Is Your Ingrown Toenail Oozing Clear or Yellow Pus? It’s Probably Infected

Ingrown toenails are painful and frustrating enough, so the last thing you want is to add an infection to the mix. Unfortunately, in our experience, a large number of ingrown toenails will get infected if proper treatment is undertaken – and it makes sense when you think about it. Today, our ingrown toenail specialists will be sharing:
  • Why the risk of developing an infection once you have an ingrown toenail is high
  • What you can do to prevent an infection before it develops
  • How you can treat your ingrown toenail and infection once it has occurred

You Have A Significant Risk Of Developing An Infection. Here’s Why

Let’s clear something up: ingrown toenails and infections are not a case of the chicken and the egg – the ingrown toenail comes first.  What classifies a sore toe as an ‘ingrown toenail’ is the moment that the sharp piece of nail goes from merely pushing against the surrounding skin, to actually piercing it and penetrating it. Think about that for a second – you have a piece of nail that is now constantly inside the skin through a cut down the side of the nail. Every time you walk and move, it’ll move slightly with vibrations of pressures from shoes and socks. Ouch! This also means that while a normal cut occurs and then can heal, this cut can’t – because the ingrown toenail is still constantly piercing it and so keeping the cut open.  An infection occurs when bacteria and other nasties enter the body. Usually, our skin is a fantastic barrier, so while there may be many nasties around us regularly, they never have an ‘in’. Until now. And especially at the ground where you may walk barefooted. And when you give it a perfectly placed entrance – there’s a strong chance that the infection will take hold and start to develop. Once the infection takes hold, it means increased swelling, pain and oozy discharge (and maybe blood) that is yellow/green/clear in nature and may ‘crust over’. 

Preventing An Infection From Your Ingrown Toenail Before It Develops

So how, then, can we prevent – or at least reduce the risk – of developing an infection? It’s quite simple, really. And no – no Epsom salts required just yet! As the cut from ingrown toenail creates an ‘in’ for the bacteria to take hold, the way to prevent an infection is to remove this ‘in’. This means removing the penetrating nail edge so that the cut can heal, close, and no longer be vulnerable to the infection. Simple, right? – Absolutely.

So How Do I Treat My Ingrown Toenail – And The Infection If I Already Have One?

The best way to ensure the proper care of your ingrown toenail is to see your Podiatrist. Our team here at the Ingrown Toenail Clinic are Podiatrists that are trained in simple and painless ingrown toenail surgeries, as well as conservative care where we safely remove that small, pesky nail edge in a matter of minutes. You’ll feel the relief almost instantly! We don’t recommend trying to cut back the nail at home because often the nail runs much deeper than you can see, so most people will miss removing the complete penetrating edge and their pain will only continue to worsen. You also won’t have the right tools for the job – whereas we have everything needed to do it quickly and easily – even anaesthetic if you need or want it! (though most people don’t). Once the sliver of nail is removed, the body will be able to effectively heal the wound and fight the infection – and of course, we’ll help it along by dressing it with betadine (antiseptic). You’re welcome to soak it in some Epsom salts too – but once the nail is out, it should be relatively simple and straightforward for it to heal and the infection to subside. No more painful, swollen discharge – hooray!

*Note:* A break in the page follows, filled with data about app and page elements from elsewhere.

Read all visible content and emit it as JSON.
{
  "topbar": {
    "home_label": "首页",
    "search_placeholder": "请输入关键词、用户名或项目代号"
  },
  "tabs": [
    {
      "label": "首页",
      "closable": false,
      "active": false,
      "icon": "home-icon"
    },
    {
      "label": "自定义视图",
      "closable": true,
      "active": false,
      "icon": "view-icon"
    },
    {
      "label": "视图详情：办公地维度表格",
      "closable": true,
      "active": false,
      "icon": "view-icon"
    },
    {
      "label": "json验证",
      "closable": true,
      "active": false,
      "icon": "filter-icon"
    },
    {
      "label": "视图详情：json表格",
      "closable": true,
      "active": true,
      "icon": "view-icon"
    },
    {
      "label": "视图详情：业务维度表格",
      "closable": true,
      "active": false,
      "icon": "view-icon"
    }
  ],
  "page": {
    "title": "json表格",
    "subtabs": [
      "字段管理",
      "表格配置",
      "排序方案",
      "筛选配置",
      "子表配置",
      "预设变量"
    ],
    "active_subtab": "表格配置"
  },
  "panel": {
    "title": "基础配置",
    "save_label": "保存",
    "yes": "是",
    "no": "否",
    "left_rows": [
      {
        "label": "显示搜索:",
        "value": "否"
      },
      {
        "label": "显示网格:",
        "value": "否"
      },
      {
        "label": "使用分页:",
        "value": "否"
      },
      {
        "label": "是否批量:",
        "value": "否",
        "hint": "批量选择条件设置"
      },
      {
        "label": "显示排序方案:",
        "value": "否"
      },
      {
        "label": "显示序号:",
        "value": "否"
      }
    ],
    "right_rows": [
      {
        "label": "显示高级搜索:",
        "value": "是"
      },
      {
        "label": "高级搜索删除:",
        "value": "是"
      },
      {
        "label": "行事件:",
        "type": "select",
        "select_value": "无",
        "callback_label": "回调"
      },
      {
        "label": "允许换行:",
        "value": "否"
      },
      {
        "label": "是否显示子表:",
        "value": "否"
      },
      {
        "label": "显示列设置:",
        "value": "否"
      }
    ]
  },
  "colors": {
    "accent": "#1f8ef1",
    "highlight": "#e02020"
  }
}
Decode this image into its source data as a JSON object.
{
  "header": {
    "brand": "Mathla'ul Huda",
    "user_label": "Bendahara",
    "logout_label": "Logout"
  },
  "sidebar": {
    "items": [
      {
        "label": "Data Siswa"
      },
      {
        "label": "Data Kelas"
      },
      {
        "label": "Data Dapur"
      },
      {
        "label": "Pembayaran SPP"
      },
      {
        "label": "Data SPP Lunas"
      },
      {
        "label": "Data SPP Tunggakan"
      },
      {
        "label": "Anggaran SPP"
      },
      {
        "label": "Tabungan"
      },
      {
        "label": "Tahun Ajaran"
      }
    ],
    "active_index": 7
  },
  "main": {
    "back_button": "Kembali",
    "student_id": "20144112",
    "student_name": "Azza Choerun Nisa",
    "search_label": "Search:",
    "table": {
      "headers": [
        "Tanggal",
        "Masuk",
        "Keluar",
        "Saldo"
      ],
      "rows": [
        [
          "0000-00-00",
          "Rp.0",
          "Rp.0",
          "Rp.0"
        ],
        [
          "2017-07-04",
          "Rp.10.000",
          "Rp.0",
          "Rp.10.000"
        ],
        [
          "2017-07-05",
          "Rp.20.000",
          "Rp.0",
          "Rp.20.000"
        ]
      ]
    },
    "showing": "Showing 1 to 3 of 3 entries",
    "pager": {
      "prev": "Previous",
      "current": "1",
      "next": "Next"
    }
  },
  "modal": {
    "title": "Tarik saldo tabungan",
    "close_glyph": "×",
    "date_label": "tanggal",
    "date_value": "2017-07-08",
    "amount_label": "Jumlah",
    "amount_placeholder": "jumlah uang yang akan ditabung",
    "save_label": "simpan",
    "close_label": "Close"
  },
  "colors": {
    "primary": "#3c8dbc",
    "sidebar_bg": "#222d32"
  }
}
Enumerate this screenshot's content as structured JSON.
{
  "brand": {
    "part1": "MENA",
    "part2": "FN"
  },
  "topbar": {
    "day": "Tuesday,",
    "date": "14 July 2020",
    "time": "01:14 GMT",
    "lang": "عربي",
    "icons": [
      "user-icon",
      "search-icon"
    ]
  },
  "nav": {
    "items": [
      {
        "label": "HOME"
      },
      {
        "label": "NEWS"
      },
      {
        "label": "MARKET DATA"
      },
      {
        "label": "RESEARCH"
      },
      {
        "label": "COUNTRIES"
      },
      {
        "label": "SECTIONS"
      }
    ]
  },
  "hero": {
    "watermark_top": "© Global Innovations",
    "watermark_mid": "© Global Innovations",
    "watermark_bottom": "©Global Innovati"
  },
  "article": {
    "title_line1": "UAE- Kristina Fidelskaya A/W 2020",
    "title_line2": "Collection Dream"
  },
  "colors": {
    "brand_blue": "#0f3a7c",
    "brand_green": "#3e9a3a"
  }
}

Auckland’s Ingrown Toenail Experts

Perform Podiatry are proud to be home to the Auckland Ingrown Toenail Clinic – specialising in the safe and effective care of ingrown toenails – and we do a really good job of it! From simple and easy care to quickly remove the small nail edge, to minor nail surgery to permanently correct ingrown toenails, we’ve got you covered.   You can book online here or give us a call on (09) 523 2333.